Unicef charts the well-being of children in 29 “nations of the industrialized world. Canada ranks 17th out of 29.
Exam rescheduling and early intervention can improve students’ mental health – this article is specific to university and college level, and provides a link to the full report produced by Queens University.
Richard Davies from the Institute of Education at the University of London has written a report on the impact of socioeconomic background on achievement and participation in mathematics. Within the report is a case study of the outcomes-based approach.
An April 2013 article in the New York Times featured a summary of James Heckman’s presentation to Nebraska Chamber of Commerce and Industry using OECD data on countries’ spending on early childhood education and how this affects future performance in school. The article included a link to Heckman’s slide show presentation.
David Stocker wrote an article for a CTF publication on how to link social justice with mathematics lessons. He has some thought provoking questions (including the one on Walmart and its Robin Hood commercial), particularly in light of the recent factory fire, and another factory collapse in Bangladesh, killing almost 1000 workers.
The Equity and Excellence Commission (US-based) produced a report on disparities in meaningful education opportunities in the US, with recommendations on how federal and state policies could address the disparities.
Two articles I have come across in my Twitter feed discuss the Ontario high school math course choices, and how socioeconomic differences may be playing a part in student course choice. One article focuses generally on poverty and course choice, the other provides a map meshing average household income data with grade 9 course choice.
One blogger has taken poverty levels and meshed them with PISA scores into an infographic, providing links to sources of data for the infographic. Canada’s child poverty levels are quoted at 13.6% compared to Finland’s 3.4% and US at 21.7% overall. Another blogger from the US discusses the concept of fixing the “opportunity gap” to address the achievement gap.

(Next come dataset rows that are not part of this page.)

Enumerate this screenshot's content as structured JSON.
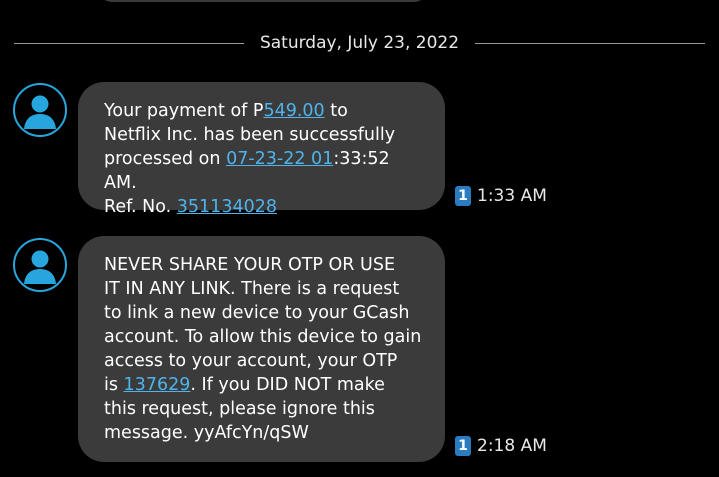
{
  "date_divider": "Saturday, July 23, 2022",
  "messages": [
    {
      "text_1": "Your payment of P",
      "link_amount": "549.00",
      "text_2": " to\nNetflix Inc. has been successfully\nprocessed on ",
      "link_datetime": "07-23-22 01",
      "text_3": ":33:52 AM.\nRef. No. ",
      "link_ref": "351134028",
      "sim": "1",
      "time": "1:33 AM"
    },
    {
      "text_1": "NEVER SHARE YOUR OTP OR USE\nIT IN ANY LINK. There is a request\nto link a new device to your GCash\naccount. To allow this device to gain\naccess to your account, your OTP\nis ",
      "link_otp": "137629",
      "text_2": ". If you DID NOT make\nthis request, please ignore this\nmessage. yyAfcYn/qSW",
      "sim": "1",
      "time": "2:18 AM"
    }
  ],
  "colors": {
    "background": "#000000",
    "bubble": "#3b3b3b",
    "link": "#4fb4ec",
    "avatar_accent": "#27a6dd",
    "sim_badge": "#2a7bc0"
  },
  "icons": {
    "avatar": "contact-avatar-icon",
    "sim": "sim-1-icon"
  }
}
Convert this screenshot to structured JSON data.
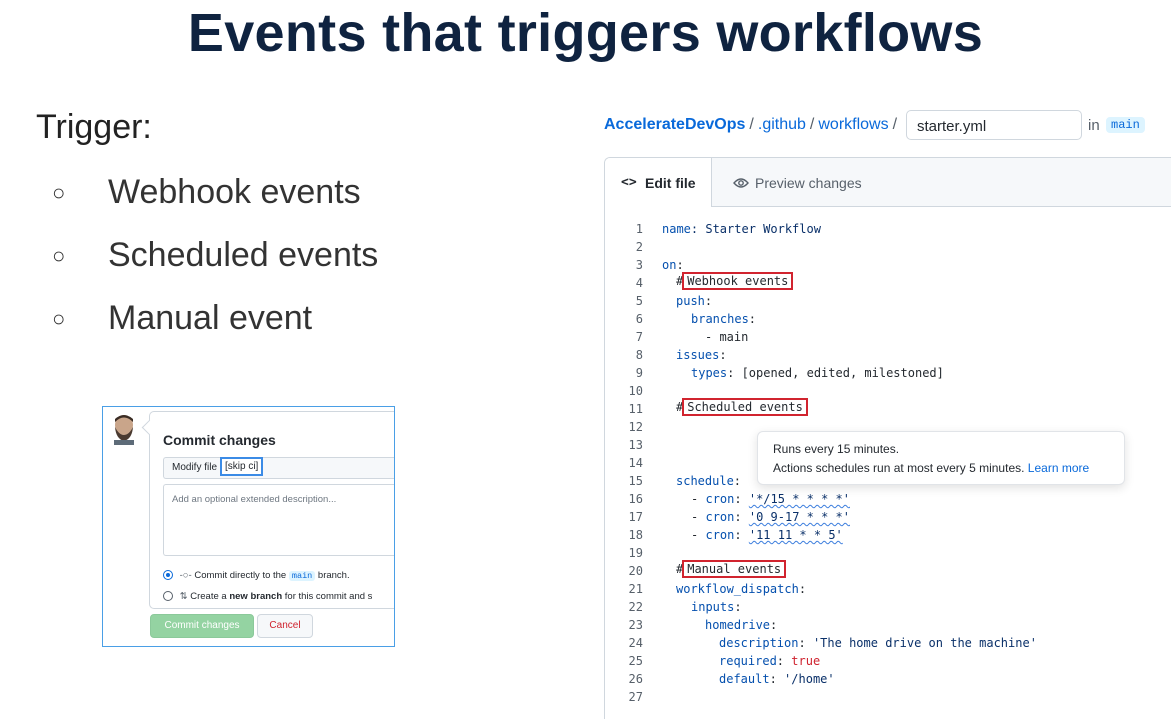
{
  "slide": {
    "title": "Events that triggers workflows",
    "trigger_label": "Trigger:",
    "bullet_glyph": "○",
    "bullets": [
      "Webhook events",
      "Scheduled events",
      "Manual event"
    ]
  },
  "commit_panel": {
    "title": "Commit changes",
    "summary_value": "Modify file",
    "skip_ci": "[skip ci]",
    "description_placeholder": "Add an optional extended description...",
    "option_direct_prefix": "Commit directly to the",
    "option_direct_branch": "main",
    "option_direct_suffix": "branch.",
    "option_new_prefix": "Create a",
    "option_new_bold": "new branch",
    "option_new_suffix": "for this commit and s",
    "commit_button": "Commit changes",
    "cancel_button": "Cancel"
  },
  "editor": {
    "breadcrumb": {
      "repo": "AccelerateDevOps",
      "sep": "/",
      "dir1": ".github",
      "dir2": "workflows",
      "filename": "starter.yml",
      "in_label": "in",
      "branch": "main"
    },
    "tabs": {
      "edit": "Edit file",
      "preview": "Preview changes"
    },
    "tooltip": {
      "line1": "Runs every 15 minutes.",
      "line2": "Actions schedules run at most every 5 minutes.",
      "learn_more": "Learn more"
    },
    "line_numbers": [
      "1",
      "2",
      "3",
      "4",
      "5",
      "6",
      "7",
      "8",
      "9",
      "10",
      "11",
      "12",
      "13",
      "14",
      "15",
      "16",
      "17",
      "18",
      "19",
      "20",
      "21",
      "22",
      "23",
      "24",
      "25",
      "26",
      "27"
    ],
    "code": {
      "l1_key": "name",
      "l1_val": ": Starter Workflow",
      "l3_key": "on",
      "l3_val": ":",
      "hash": "#",
      "l4_comment": "Webhook events",
      "l5_key": "push",
      "colon": ":",
      "l6_key": "branches",
      "l7_val": "- main",
      "l8_key": "issues",
      "l9_key": "types",
      "l9_val": ": [opened, edited, milestoned]",
      "l11_comment": "Scheduled events",
      "l15_key": "schedule",
      "dash": "-",
      "cron_key": "cron",
      "l16_val": "'*/15 * * * *'",
      "l17_val": "'0 9-17 * * *'",
      "l18_val": "'11 11 * * 5'",
      "l20_comment": "Manual events",
      "l21_key": "workflow_dispatch",
      "l22_key": "inputs",
      "l23_key": "homedrive",
      "l24_key": "description",
      "l24_val": "'The home drive on the machine'",
      "l25_key": "required",
      "l25_val": "true",
      "l26_key": "default",
      "l26_val": "'/home'"
    }
  },
  "colors": {
    "title": "#0f2340",
    "link": "#0969da",
    "highlight_red": "#d1242f",
    "highlight_blue": "#3b8be6",
    "commit_green": "#94d3a2"
  }
}
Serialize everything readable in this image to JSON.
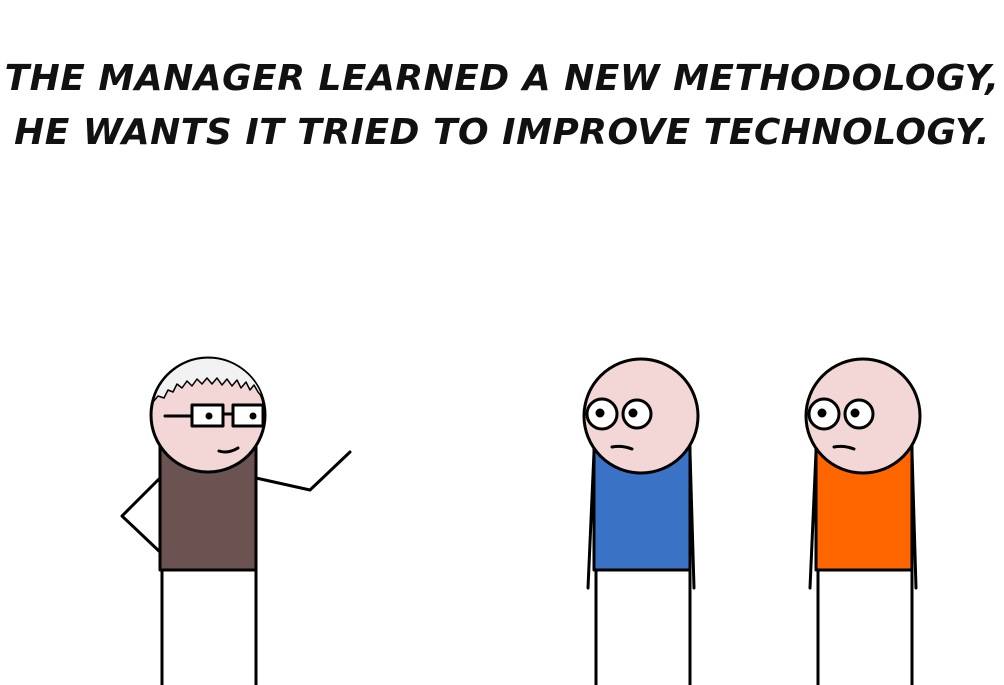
{
  "caption": {
    "line1": "THE MANAGER LEARNED A NEW METHODOLOGY,",
    "line2": "HE WANTS IT TRIED TO IMPROVE TECHNOLOGY."
  },
  "colors": {
    "skin": "#f3d7d7",
    "manager_shirt": "#6b5351",
    "dev1_shirt": "#3a73c6",
    "dev2_shirt": "#ff6600",
    "hair": "#f2f2f2",
    "line": "#000000"
  }
}
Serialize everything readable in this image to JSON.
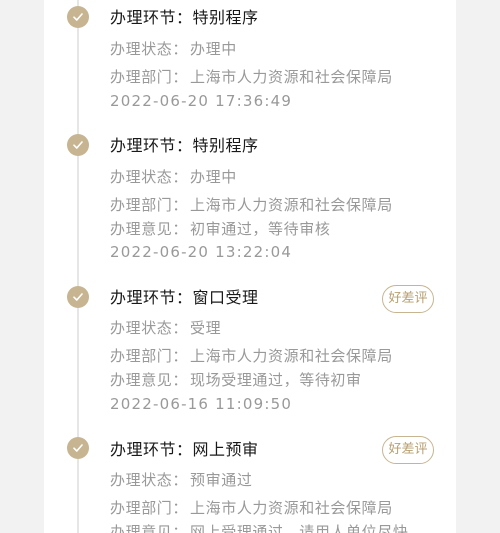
{
  "labels": {
    "step": "办理环节：",
    "status": "办理状态：",
    "department": "办理部门：",
    "opinion": "办理意见："
  },
  "steps": [
    {
      "name": "特别程序",
      "status": "办理中",
      "department": "上海市人力资源和社会保障局",
      "timestamp": "2022-06-20 17:36:49"
    },
    {
      "name": "特别程序",
      "status": "办理中",
      "department": "上海市人力资源和社会保障局",
      "opinion": "初审通过，等待审核",
      "timestamp": "2022-06-20 13:22:04"
    },
    {
      "name": "窗口受理",
      "status": "受理",
      "department": "上海市人力资源和社会保障局",
      "opinion": "现场受理通过，等待初审",
      "timestamp": "2022-06-16 11:09:50",
      "rating_button": "好差评"
    },
    {
      "name": "网上预审",
      "status": "预审通过",
      "department": "上海市人力资源和社会保障局",
      "opinion": "网上受理通过，请用人单位尽快",
      "rating_button": "好差评"
    }
  ],
  "icons": {
    "step_marker": "check-circle-icon"
  },
  "colors": {
    "accent": "#c7b592",
    "accent_text": "#b79f72",
    "title_text": "#1a1a1a",
    "secondary_text": "#999999",
    "background": "#f2f2f2",
    "card": "#ffffff"
  }
}
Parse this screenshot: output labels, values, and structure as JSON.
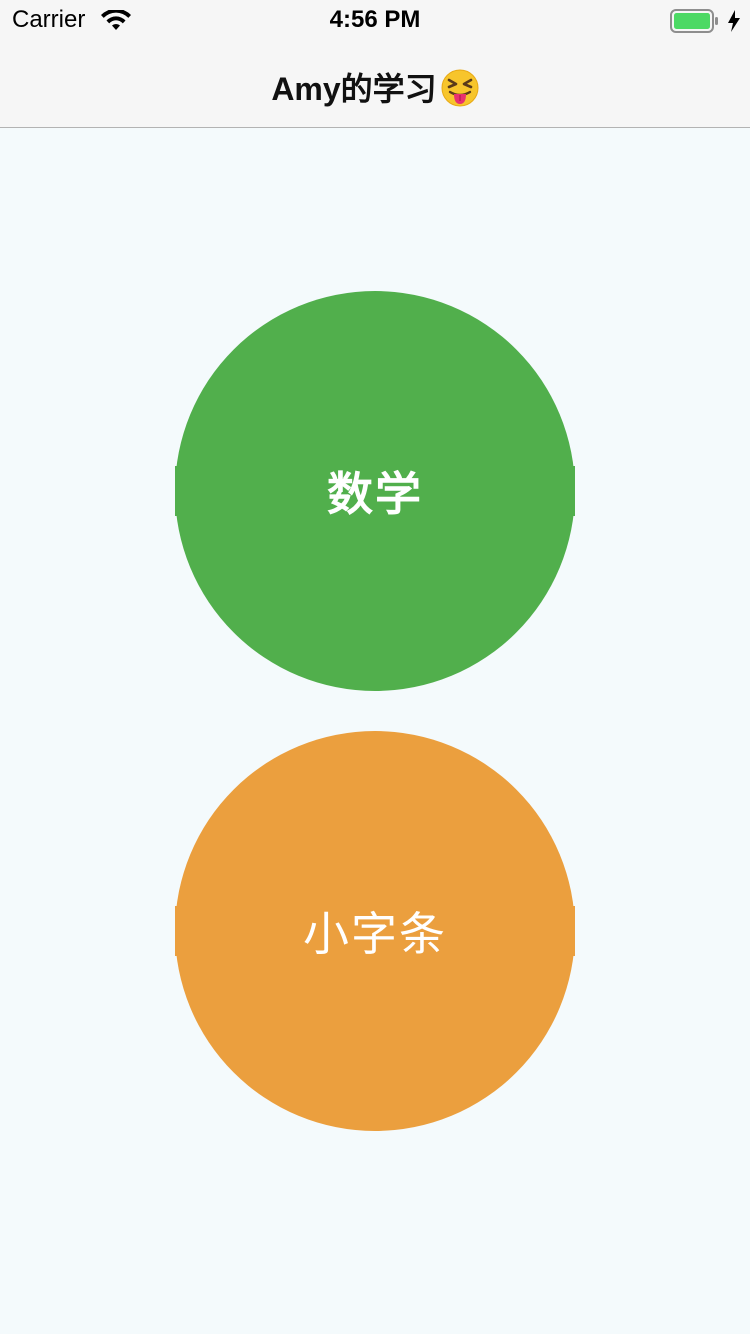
{
  "status_bar": {
    "carrier": "Carrier",
    "time": "4:56 PM",
    "battery_color": "#4cd964"
  },
  "nav": {
    "title": "Amy的学习",
    "emoji": "squinting-face-with-tongue-emoji"
  },
  "buttons": [
    {
      "label": "数学",
      "color": "#51af4c"
    },
    {
      "label": "小字条",
      "color": "#eb9f3e"
    }
  ]
}
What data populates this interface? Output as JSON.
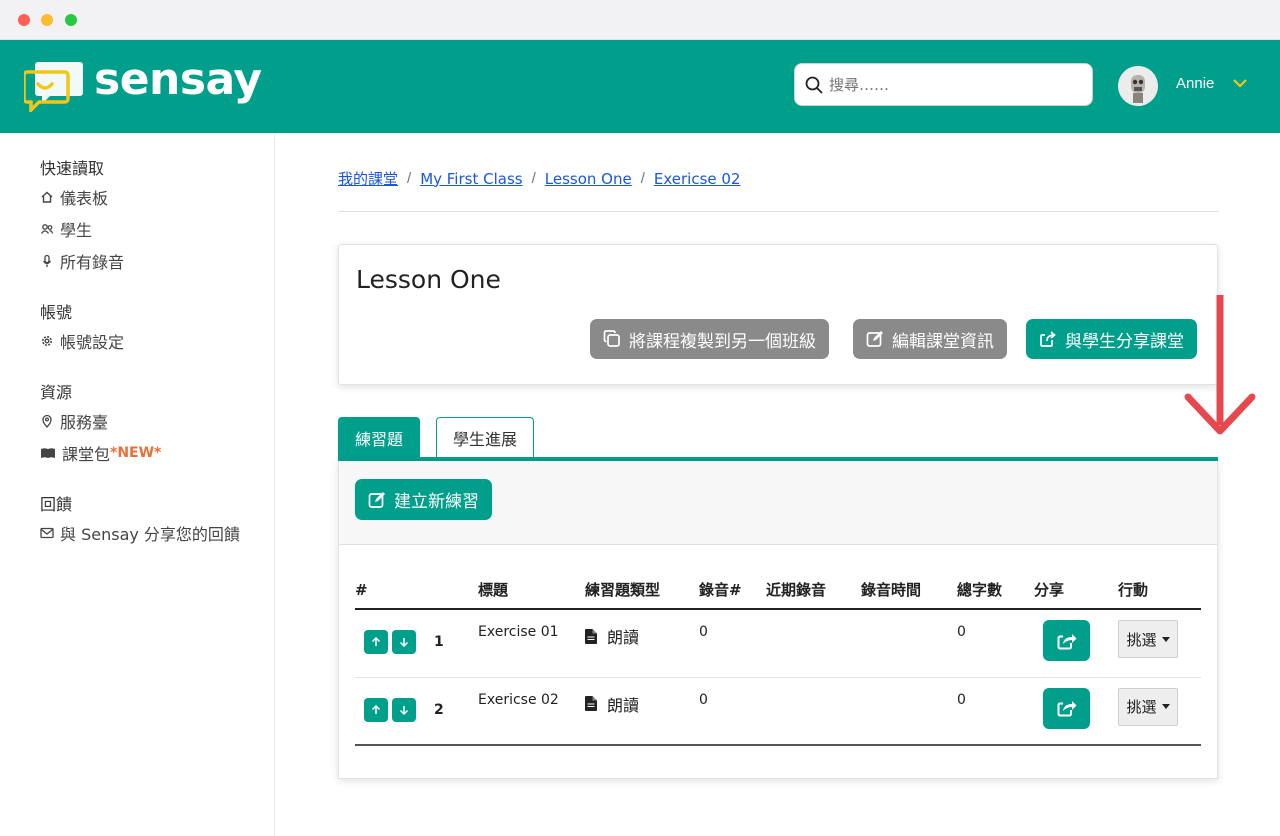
{
  "brand": {
    "name": "sensay"
  },
  "search": {
    "placeholder": "搜尋……"
  },
  "user": {
    "name": "Annie"
  },
  "sidebar": {
    "groups": [
      {
        "heading": "快速讀取",
        "items": [
          {
            "label": "儀表板",
            "icon": "home-icon"
          },
          {
            "label": "學生",
            "icon": "users-icon"
          },
          {
            "label": "所有錄音",
            "icon": "mic-icon"
          }
        ]
      },
      {
        "heading": "帳號",
        "items": [
          {
            "label": "帳號設定",
            "icon": "gear-icon"
          }
        ]
      },
      {
        "heading": "資源",
        "items": [
          {
            "label": "服務臺",
            "icon": "location-pin-icon"
          },
          {
            "label": "課堂包",
            "badge": "*NEW*",
            "icon": "book-icon"
          }
        ]
      },
      {
        "heading": "回饋",
        "items": [
          {
            "label": "與 Sensay 分享您的回饋",
            "icon": "envelope-icon"
          }
        ]
      }
    ]
  },
  "breadcrumb": [
    "我的課堂",
    "My First Class",
    "Lesson One",
    "Exericse 02"
  ],
  "lesson": {
    "title": "Lesson One",
    "copy_button": "將課程複製到另一個班級",
    "edit_button": "編輯課堂資訊",
    "share_button": "與學生分享課堂"
  },
  "tabs": [
    "練習題",
    "學生進展"
  ],
  "exercises": {
    "new_button": "建立新練習",
    "columns": [
      "#",
      "標題",
      "練習題類型",
      "錄音#",
      "近期錄音",
      "錄音時間",
      "總字數",
      "分享",
      "行動"
    ],
    "rows": [
      {
        "num": "1",
        "title": "Exercise 01",
        "type": "朗讀",
        "recordings": "0",
        "recent": "",
        "time": "",
        "words": "0",
        "action": "挑選"
      },
      {
        "num": "2",
        "title": "Exericse 02",
        "type": "朗讀",
        "recordings": "0",
        "recent": "",
        "time": "",
        "words": "0",
        "action": "挑選"
      }
    ]
  },
  "colors": {
    "brand": "#009f8c",
    "gray_button": "#8a8a8a",
    "annotation_arrow": "#e5484d",
    "new_badge": "#e8703a"
  }
}
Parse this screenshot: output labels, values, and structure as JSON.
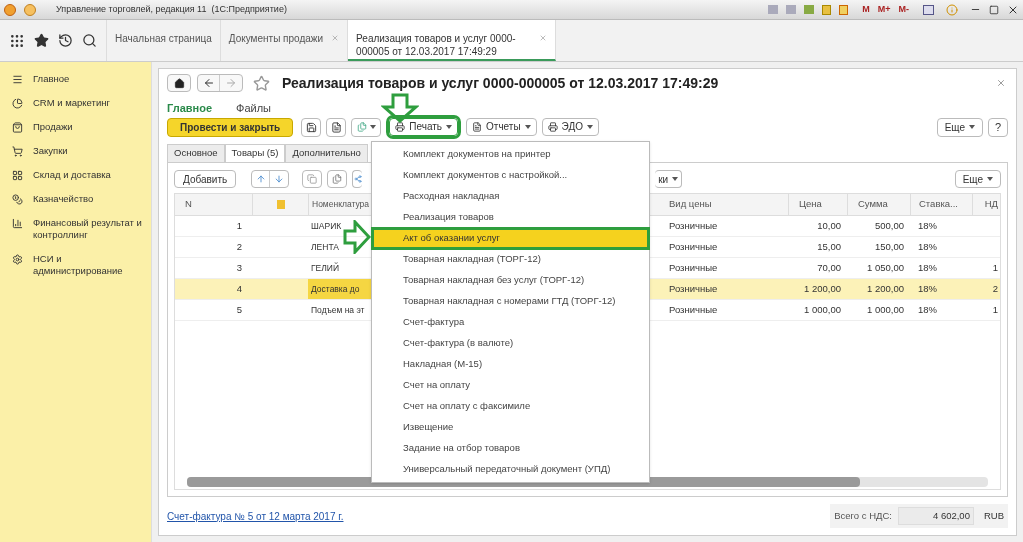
{
  "window": {
    "title": "Управление торговлей, редакция 11  (1С:Предприятие)",
    "memory_buttons": [
      "M",
      "M+",
      "M-"
    ]
  },
  "nav_tabs": [
    {
      "label": "Начальная страница",
      "selected": false,
      "closable": false
    },
    {
      "label": "Документы продажи",
      "selected": false,
      "closable": true
    },
    {
      "label": "Реализация товаров и услуг 0000-000005 от 12.03.2017 17:49:29",
      "selected": true,
      "closable": true
    }
  ],
  "sidebar": {
    "items": [
      {
        "label": "Главное"
      },
      {
        "label": "CRM и маркетинг"
      },
      {
        "label": "Продажи"
      },
      {
        "label": "Закупки"
      },
      {
        "label": "Склад и доставка"
      },
      {
        "label": "Казначейство"
      },
      {
        "label": "Финансовый результат и контроллинг"
      },
      {
        "label": "НСИ и администрирование"
      }
    ]
  },
  "document": {
    "title": "Реализация товаров и услуг 0000-000005 от 12.03.2017 17:49:29",
    "subtabs": [
      {
        "label": "Главное",
        "selected": true
      },
      {
        "label": "Файлы",
        "selected": false
      }
    ],
    "toolbar": {
      "primary": "Провести и закрыть",
      "menus": [
        {
          "label": "Печать",
          "highlighted": true
        },
        {
          "label": "Отчеты",
          "highlighted": false
        },
        {
          "label": "ЭДО",
          "highlighted": false
        }
      ],
      "more": "Еще",
      "help": "?"
    },
    "tabs": [
      {
        "label": "Основное",
        "selected": false
      },
      {
        "label": "Товары (5)",
        "selected": true
      },
      {
        "label": "Дополнительно",
        "selected": false
      }
    ],
    "table": {
      "add": "Добавить",
      "filter_tail": "ки",
      "more": "Еще",
      "columns": [
        "N",
        "Номенклатура",
        "Вид цены",
        "Цена",
        "Сумма",
        "Ставка...",
        "НД"
      ],
      "rows": [
        {
          "selected": false,
          "n": "1",
          "name": "ШАРИК",
          "price_type": "Розничные",
          "price": "10,00",
          "sum": "500,00",
          "rate": "18%"
        },
        {
          "selected": false,
          "n": "2",
          "name": "ЛЕНТА",
          "price_type": "Розничные",
          "price": "15,00",
          "sum": "150,00",
          "rate": "18%"
        },
        {
          "selected": false,
          "n": "3",
          "name": "ГЕЛИЙ",
          "price_type": "Розничные",
          "price": "70,00",
          "sum": "1 050,00",
          "rate": "18%",
          "vat": "1"
        },
        {
          "selected": true,
          "n": "4",
          "name": "Доставка до",
          "price_type": "Розничные",
          "price": "1 200,00",
          "sum": "1 200,00",
          "rate": "18%",
          "vat": "2"
        },
        {
          "selected": false,
          "n": "5",
          "name": "Подъем на эт",
          "price_type": "Розничные",
          "price": "1 000,00",
          "sum": "1 000,00",
          "rate": "18%",
          "vat": "1"
        }
      ]
    },
    "footer": {
      "link": "Счет-фактура № 5 от 12 марта 2017 г.",
      "total_label": "Всего с НДС:",
      "total": "4 602,00",
      "currency": "RUB"
    }
  },
  "print_menu": {
    "items": [
      {
        "label": "Комплект документов на принтер",
        "selected": false
      },
      {
        "label": "Комплект документов с настройкой...",
        "selected": false
      },
      {
        "label": "Расходная накладная",
        "selected": false
      },
      {
        "label": "Реализация товаров",
        "selected": false
      },
      {
        "label": "Акт об оказании услуг",
        "selected": true
      },
      {
        "label": "Товарная накладная (ТОРГ-12)",
        "selected": false
      },
      {
        "label": "Товарная накладная без услуг (ТОРГ-12)",
        "selected": false
      },
      {
        "label": "Товарная накладная с номерами ГТД (ТОРГ-12)",
        "selected": false
      },
      {
        "label": "Счет-фактура",
        "selected": false
      },
      {
        "label": "Счет-фактура (в валюте)",
        "selected": false
      },
      {
        "label": "Накладная (М-15)",
        "selected": false
      },
      {
        "label": "Счет на оплату",
        "selected": false
      },
      {
        "label": "Счет на оплату с факсимиле",
        "selected": false
      },
      {
        "label": "Извещение",
        "selected": false
      },
      {
        "label": "Задание на отбор товаров",
        "selected": false
      },
      {
        "label": "Универсальный передаточный документ (УПД)",
        "selected": false
      }
    ]
  }
}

So many articles – each an opportunity to provide thought-provoking conversation in any school district. What’s your district currently discussing?